In my article next month, I’ll discuss natural alternatives to beta blockers, including what I call a real powerhouse solution to performance nerves.

Dr. Don Greene, a peak performance psychologist, has taught his comprehensive approach to peak performance mastery at Juilliard, Colburn School, New World Symphony, Los Angeles Opera Young Artists Program, Vail Ski School, Perlman Music Program, and the U.S. Olympic Training Center. During his 32-year career, he has coached more than 1,000 performers to win professional auditions and has guided countless solo performers to successful careers. Some of the performing artists with whom Dr. Greene has worked have won jobs with the Metropolitan Opera Orchestra, Concertgebouw Orchestra, New York Philharmonic, Chicago Symphony, San Francisco Opera, Montreal Symphony, Pittsburgh Symphony, National Symphony, Cincinnati Symphony, Pacific Northwest Ballet, and the Dance Theatre of Harlem, to name just a few.

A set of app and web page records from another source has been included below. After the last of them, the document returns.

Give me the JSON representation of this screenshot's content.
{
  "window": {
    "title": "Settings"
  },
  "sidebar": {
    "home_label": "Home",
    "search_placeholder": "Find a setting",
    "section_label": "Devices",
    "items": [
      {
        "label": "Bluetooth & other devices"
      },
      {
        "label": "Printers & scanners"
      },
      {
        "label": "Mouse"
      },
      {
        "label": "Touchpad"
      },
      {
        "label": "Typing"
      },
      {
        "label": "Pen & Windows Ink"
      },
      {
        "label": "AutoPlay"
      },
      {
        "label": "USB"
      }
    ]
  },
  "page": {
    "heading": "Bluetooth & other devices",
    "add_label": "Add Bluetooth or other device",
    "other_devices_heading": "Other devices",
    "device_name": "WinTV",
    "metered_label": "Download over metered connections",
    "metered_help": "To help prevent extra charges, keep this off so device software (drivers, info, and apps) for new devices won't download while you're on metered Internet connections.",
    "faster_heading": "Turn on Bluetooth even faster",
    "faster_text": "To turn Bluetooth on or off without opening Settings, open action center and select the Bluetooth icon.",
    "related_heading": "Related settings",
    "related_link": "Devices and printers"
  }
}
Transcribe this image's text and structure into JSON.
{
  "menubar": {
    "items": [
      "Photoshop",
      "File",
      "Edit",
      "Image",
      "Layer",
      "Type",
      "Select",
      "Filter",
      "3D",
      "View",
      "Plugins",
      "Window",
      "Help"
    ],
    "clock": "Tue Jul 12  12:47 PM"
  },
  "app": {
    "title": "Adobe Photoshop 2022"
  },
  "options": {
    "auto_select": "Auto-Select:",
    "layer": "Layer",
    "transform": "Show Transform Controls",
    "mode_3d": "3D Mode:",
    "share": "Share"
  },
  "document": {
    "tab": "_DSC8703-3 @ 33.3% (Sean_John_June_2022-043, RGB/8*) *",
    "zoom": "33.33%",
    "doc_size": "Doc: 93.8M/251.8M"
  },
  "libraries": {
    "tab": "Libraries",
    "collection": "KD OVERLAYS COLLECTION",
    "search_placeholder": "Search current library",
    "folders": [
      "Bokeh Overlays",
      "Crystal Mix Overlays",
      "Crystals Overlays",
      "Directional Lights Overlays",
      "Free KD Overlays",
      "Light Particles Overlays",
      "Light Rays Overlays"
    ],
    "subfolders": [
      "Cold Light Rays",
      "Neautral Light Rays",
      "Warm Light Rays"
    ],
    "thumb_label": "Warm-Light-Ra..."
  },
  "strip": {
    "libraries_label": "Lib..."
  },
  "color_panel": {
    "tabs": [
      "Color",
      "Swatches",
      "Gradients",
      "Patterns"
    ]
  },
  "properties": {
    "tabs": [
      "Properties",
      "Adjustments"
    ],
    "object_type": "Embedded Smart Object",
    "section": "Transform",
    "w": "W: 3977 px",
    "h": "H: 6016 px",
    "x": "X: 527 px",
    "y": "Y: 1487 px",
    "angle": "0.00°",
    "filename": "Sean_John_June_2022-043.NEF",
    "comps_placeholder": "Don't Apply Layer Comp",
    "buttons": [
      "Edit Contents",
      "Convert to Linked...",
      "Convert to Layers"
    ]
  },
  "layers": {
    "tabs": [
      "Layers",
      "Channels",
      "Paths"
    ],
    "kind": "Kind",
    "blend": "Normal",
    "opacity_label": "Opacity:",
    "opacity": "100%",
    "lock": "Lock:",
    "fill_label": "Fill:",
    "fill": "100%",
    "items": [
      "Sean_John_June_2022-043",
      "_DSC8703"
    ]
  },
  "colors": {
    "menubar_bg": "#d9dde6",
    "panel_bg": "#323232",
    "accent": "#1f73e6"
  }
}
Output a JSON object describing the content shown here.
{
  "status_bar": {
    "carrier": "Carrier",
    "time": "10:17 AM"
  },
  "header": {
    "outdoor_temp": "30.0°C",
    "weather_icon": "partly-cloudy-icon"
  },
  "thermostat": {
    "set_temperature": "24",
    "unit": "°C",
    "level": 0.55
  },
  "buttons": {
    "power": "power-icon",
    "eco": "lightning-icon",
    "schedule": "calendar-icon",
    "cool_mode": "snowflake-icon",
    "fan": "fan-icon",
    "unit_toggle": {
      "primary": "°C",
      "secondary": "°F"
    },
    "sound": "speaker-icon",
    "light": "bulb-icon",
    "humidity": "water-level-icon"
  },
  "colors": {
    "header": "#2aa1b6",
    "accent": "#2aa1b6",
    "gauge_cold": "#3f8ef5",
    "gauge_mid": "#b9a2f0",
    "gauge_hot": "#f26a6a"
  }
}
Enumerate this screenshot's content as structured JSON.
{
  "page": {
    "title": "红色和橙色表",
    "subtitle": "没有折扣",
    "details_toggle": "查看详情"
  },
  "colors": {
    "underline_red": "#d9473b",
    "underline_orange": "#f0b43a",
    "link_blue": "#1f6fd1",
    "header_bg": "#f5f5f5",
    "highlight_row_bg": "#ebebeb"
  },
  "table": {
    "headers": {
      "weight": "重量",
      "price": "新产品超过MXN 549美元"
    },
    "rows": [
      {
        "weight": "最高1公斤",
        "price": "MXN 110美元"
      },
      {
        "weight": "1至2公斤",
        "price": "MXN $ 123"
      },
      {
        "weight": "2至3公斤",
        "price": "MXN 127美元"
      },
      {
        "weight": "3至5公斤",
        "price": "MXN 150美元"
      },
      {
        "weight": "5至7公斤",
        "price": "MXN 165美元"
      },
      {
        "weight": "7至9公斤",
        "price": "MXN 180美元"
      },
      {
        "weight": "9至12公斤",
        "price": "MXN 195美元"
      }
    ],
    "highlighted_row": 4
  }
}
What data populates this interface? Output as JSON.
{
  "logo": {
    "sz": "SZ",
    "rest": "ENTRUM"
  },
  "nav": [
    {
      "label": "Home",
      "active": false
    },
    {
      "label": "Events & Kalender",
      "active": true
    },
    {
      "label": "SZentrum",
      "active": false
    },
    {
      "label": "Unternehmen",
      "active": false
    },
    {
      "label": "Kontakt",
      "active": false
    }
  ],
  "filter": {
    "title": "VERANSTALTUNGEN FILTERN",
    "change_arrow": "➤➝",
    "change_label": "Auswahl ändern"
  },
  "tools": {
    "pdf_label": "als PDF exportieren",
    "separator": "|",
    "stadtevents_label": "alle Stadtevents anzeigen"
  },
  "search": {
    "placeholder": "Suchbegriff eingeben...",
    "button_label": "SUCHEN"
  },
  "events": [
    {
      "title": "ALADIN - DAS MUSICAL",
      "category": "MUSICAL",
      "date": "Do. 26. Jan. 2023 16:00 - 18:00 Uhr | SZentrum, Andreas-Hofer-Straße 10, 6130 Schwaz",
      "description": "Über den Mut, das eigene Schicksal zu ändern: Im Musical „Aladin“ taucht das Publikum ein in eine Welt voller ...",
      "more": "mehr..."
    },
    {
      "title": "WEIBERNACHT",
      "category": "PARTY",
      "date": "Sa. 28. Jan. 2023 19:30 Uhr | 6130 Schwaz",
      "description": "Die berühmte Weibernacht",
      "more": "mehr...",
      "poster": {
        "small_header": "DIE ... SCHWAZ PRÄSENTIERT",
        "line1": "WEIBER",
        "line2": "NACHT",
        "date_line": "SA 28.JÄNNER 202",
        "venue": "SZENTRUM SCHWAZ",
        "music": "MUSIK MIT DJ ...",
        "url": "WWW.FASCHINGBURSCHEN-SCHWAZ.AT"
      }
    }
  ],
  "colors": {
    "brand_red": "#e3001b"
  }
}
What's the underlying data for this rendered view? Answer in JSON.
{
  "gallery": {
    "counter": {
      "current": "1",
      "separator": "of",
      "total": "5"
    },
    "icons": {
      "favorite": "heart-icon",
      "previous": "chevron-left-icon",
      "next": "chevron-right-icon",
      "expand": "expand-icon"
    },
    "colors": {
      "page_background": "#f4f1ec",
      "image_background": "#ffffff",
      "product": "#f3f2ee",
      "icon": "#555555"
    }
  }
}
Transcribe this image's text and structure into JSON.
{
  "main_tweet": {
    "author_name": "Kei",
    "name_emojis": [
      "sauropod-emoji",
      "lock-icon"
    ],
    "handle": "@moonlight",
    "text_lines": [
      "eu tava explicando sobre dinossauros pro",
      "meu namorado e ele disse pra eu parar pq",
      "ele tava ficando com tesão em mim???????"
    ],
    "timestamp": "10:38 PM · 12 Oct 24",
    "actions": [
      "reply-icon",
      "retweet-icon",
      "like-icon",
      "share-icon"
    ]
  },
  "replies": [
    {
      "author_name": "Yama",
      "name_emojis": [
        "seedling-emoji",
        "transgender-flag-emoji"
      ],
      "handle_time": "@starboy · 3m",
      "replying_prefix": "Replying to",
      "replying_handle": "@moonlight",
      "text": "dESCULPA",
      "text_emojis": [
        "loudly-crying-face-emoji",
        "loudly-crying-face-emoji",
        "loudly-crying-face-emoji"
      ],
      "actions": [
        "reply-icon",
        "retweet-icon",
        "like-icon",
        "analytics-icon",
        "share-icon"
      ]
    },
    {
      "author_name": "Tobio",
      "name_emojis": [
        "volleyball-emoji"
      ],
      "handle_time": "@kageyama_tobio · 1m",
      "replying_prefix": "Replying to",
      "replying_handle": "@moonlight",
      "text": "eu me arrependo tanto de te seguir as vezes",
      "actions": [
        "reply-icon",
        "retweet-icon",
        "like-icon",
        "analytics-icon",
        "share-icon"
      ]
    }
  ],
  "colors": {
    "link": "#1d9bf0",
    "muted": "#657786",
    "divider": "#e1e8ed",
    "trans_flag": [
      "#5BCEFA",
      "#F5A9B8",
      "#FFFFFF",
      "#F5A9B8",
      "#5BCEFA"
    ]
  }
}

Of the Olympic track and field athletes he worked with up until and through the 2016 games in Rio, 14 won medals, including five gold. Dr. Greene has authored ten books including “Audition Success,” “Fight Your Fear & Win,” “Performance Success,” and most recently “College Prep for Musicians.” In 2017, Dr. Greene was named a TED Educator and collaborated with musician Dr. Annie Bosler to produce the TED-Ed talk “How to practice effectively…for just about anything.” The video went viral and received over 25 million views across Facebook and YouTube. For more information, visit, and